Available data -
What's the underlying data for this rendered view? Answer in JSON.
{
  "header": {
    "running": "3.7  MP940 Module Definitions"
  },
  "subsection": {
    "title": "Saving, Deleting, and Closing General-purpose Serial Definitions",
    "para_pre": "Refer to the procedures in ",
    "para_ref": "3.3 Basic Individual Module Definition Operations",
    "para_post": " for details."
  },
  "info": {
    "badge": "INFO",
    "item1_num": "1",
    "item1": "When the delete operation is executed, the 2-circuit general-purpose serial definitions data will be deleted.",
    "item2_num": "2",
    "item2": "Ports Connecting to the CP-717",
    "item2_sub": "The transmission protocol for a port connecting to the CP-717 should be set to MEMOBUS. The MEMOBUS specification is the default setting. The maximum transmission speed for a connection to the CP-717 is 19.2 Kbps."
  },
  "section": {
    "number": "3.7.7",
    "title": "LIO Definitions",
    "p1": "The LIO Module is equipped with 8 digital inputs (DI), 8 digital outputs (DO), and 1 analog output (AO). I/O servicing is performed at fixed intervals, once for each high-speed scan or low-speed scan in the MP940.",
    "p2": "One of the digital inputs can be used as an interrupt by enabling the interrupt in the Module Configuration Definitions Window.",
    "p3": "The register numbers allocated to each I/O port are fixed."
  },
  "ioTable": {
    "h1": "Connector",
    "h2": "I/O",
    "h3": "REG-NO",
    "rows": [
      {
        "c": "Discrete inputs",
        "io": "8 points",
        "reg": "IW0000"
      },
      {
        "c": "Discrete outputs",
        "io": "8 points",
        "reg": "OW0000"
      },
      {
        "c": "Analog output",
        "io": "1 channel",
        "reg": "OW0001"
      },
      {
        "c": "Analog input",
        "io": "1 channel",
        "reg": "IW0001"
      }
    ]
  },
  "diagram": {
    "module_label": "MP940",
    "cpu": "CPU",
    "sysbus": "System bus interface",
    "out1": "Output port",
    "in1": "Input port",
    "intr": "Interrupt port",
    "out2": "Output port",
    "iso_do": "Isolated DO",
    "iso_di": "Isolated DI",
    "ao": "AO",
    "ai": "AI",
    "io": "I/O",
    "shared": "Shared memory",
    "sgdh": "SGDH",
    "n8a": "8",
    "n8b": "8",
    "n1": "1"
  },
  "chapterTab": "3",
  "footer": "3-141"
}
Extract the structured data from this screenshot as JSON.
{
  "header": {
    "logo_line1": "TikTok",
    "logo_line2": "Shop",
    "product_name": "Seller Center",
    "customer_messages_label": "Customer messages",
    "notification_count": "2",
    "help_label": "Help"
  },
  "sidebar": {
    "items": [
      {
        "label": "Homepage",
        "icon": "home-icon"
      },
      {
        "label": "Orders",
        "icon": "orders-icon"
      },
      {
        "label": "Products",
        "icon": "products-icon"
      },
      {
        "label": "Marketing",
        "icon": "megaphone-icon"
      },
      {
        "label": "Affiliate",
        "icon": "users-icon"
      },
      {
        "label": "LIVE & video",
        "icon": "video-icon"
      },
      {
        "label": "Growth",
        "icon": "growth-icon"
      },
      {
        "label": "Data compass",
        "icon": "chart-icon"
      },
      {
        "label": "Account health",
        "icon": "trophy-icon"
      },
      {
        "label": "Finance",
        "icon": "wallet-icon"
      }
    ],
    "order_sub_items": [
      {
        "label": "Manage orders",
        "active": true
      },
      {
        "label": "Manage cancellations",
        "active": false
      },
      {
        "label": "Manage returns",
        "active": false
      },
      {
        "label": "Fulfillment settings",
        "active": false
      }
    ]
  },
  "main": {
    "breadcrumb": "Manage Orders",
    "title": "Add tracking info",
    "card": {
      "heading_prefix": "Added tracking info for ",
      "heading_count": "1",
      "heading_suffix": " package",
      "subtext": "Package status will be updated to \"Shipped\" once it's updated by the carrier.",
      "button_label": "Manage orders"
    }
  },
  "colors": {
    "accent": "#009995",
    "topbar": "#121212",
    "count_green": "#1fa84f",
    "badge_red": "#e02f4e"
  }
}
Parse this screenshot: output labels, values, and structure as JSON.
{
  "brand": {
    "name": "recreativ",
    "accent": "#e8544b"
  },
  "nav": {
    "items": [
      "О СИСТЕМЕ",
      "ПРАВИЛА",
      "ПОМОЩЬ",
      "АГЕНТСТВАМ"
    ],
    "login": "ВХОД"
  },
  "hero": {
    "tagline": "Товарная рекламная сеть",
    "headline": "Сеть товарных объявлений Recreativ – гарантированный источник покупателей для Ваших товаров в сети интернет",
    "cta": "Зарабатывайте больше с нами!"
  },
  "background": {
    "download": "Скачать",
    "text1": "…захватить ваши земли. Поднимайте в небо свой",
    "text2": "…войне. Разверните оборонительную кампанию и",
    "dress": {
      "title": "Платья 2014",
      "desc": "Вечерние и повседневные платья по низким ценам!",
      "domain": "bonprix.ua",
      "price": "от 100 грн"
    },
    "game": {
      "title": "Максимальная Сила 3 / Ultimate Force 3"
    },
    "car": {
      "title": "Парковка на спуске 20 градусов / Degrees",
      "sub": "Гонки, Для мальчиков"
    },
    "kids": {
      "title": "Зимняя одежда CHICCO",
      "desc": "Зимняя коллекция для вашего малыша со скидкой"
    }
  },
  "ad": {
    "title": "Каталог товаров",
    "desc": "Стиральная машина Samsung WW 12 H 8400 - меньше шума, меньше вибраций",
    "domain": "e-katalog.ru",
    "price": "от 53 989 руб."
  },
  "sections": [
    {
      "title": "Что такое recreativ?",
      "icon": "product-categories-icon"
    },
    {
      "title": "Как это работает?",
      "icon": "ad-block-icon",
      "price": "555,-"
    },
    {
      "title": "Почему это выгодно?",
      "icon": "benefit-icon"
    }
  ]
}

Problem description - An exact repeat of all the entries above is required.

Result of this exercise -
What's the underlying data for this rendered view? Answer in JSON.
{
  "header": {
    "running": "3.7  MP940 Module Definitions"
  },
  "subsection": {
    "title": "Saving, Deleting, and Closing General-purpose Serial Definitions",
    "para_pre": "Refer to the procedures in ",
    "para_ref": "3.3 Basic Individual Module Definition Operations",
    "para_post": " for details."
  },
  "info": {
    "badge": "INFO",
    "item1_num": "1",
    "item1": "When the delete operation is executed, the 2-circuit general-purpose serial definitions data will be deleted.",
    "item2_num": "2",
    "item2": "Ports Connecting to the CP-717",
    "item2_sub": "The transmission protocol for a port connecting to the CP-717 should be set to MEMOBUS. The MEMOBUS specification is the default setting. The maximum transmission speed for a connection to the CP-717 is 19.2 Kbps."
  },
  "section": {
    "number": "3.7.7",
    "title": "LIO Definitions",
    "p1": "The LIO Module is equipped with 8 digital inputs (DI), 8 digital outputs (DO), and 1 analog output (AO). I/O servicing is performed at fixed intervals, once for each high-speed scan or low-speed scan in the MP940.",
    "p2": "One of the digital inputs can be used as an interrupt by enabling the interrupt in the Module Configuration Definitions Window.",
    "p3": "The register numbers allocated to each I/O port are fixed."
  },
  "ioTable": {
    "h1": "Connector",
    "h2": "I/O",
    "h3": "REG-NO",
    "rows": [
      {
        "c": "Discrete inputs",
        "io": "8 points",
        "reg": "IW0000"
      },
      {
        "c": "Discrete outputs",
        "io": "8 points",
        "reg": "OW0000"
      },
      {
        "c": "Analog output",
        "io": "1 channel",
        "reg": "OW0001"
      },
      {
        "c": "Analog input",
        "io": "1 channel",
        "reg": "IW0001"
      }
    ]
  },
  "diagram": {
    "module_label": "MP940",
    "cpu": "CPU",
    "sysbus": "System bus interface",
    "out1": "Output port",
    "in1": "Input port",
    "intr": "Interrupt port",
    "out2": "Output port",
    "iso_do": "Isolated DO",
    "iso_di": "Isolated DI",
    "ao": "AO",
    "ai": "AI",
    "io": "I/O",
    "shared": "Shared memory",
    "sgdh": "SGDH",
    "n8a": "8",
    "n8b": "8",
    "n1": "1"
  },
  "chapterTab": "3",
  "footer": "3-141"
}
Extract the structured data from this screenshot as JSON.
{
  "header": {
    "logo_line1": "TikTok",
    "logo_line2": "Shop",
    "product_name": "Seller Center",
    "customer_messages_label": "Customer messages",
    "notification_count": "2",
    "help_label": "Help"
  },
  "sidebar": {
    "items": [
      {
        "label": "Homepage",
        "icon": "home-icon"
      },
      {
        "label": "Orders",
        "icon": "orders-icon"
      },
      {
        "label": "Products",
        "icon": "products-icon"
      },
      {
        "label": "Marketing",
        "icon": "megaphone-icon"
      },
      {
        "label": "Affiliate",
        "icon": "users-icon"
      },
      {
        "label": "LIVE & video",
        "icon": "video-icon"
      },
      {
        "label": "Growth",
        "icon": "growth-icon"
      },
      {
        "label": "Data compass",
        "icon": "chart-icon"
      },
      {
        "label": "Account health",
        "icon": "trophy-icon"
      },
      {
        "label": "Finance",
        "icon": "wallet-icon"
      }
    ],
    "order_sub_items": [
      {
        "label": "Manage orders",
        "active": true
      },
      {
        "label": "Manage cancellations",
        "active": false
      },
      {
        "label": "Manage returns",
        "active": false
      },
      {
        "label": "Fulfillment settings",
        "active": false
      }
    ]
  },
  "main": {
    "breadcrumb": "Manage Orders",
    "title": "Add tracking info",
    "card": {
      "heading_prefix": "Added tracking info for ",
      "heading_count": "1",
      "heading_suffix": " package",
      "subtext": "Package status will be updated to \"Shipped\" once it's updated by the carrier.",
      "button_label": "Manage orders"
    }
  },
  "colors": {
    "accent": "#009995",
    "topbar": "#121212",
    "count_green": "#1fa84f",
    "badge_red": "#e02f4e"
  }
}
Parse this screenshot: output labels, values, and structure as JSON.
{
  "brand": {
    "name": "recreativ",
    "accent": "#e8544b"
  },
  "nav": {
    "items": [
      "О СИСТЕМЕ",
      "ПРАВИЛА",
      "ПОМОЩЬ",
      "АГЕНТСТВАМ"
    ],
    "login": "ВХОД"
  },
  "hero": {
    "tagline": "Товарная рекламная сеть",
    "headline": "Сеть товарных объявлений Recreativ – гарантированный источник покупателей для Ваших товаров в сети интернет",
    "cta": "Зарабатывайте больше с нами!"
  },
  "background": {
    "download": "Скачать",
    "text1": "…захватить ваши земли. Поднимайте в небо свой",
    "text2": "…войне. Разверните оборонительную кампанию и",
    "dress": {
      "title": "Платья 2014",
      "desc": "Вечерние и повседневные платья по низким ценам!",
      "domain": "bonprix.ua",
      "price": "от 100 грн"
    },
    "game": {
      "title": "Максимальная Сила 3 / Ultimate Force 3"
    },
    "car": {
      "title": "Парковка на спуске 20 градусов / Degrees",
      "sub": "Гонки, Для мальчиков"
    },
    "kids": {
      "title": "Зимняя одежда CHICCO",
      "desc": "Зимняя коллекция для вашего малыша со скидкой"
    }
  },
  "ad": {
    "title": "Каталог товаров",
    "desc": "Стиральная машина Samsung WW 12 H 8400 - меньше шума, меньше вибраций",
    "domain": "e-katalog.ru",
    "price": "от 53 989 руб."
  },
  "sections": [
    {
      "title": "Что такое recreativ?",
      "icon": "product-categories-icon"
    },
    {
      "title": "Как это работает?",
      "icon": "ad-block-icon",
      "price": "555,-"
    },
    {
      "title": "Почему это выгодно?",
      "icon": "benefit-icon"
    }
  ]
}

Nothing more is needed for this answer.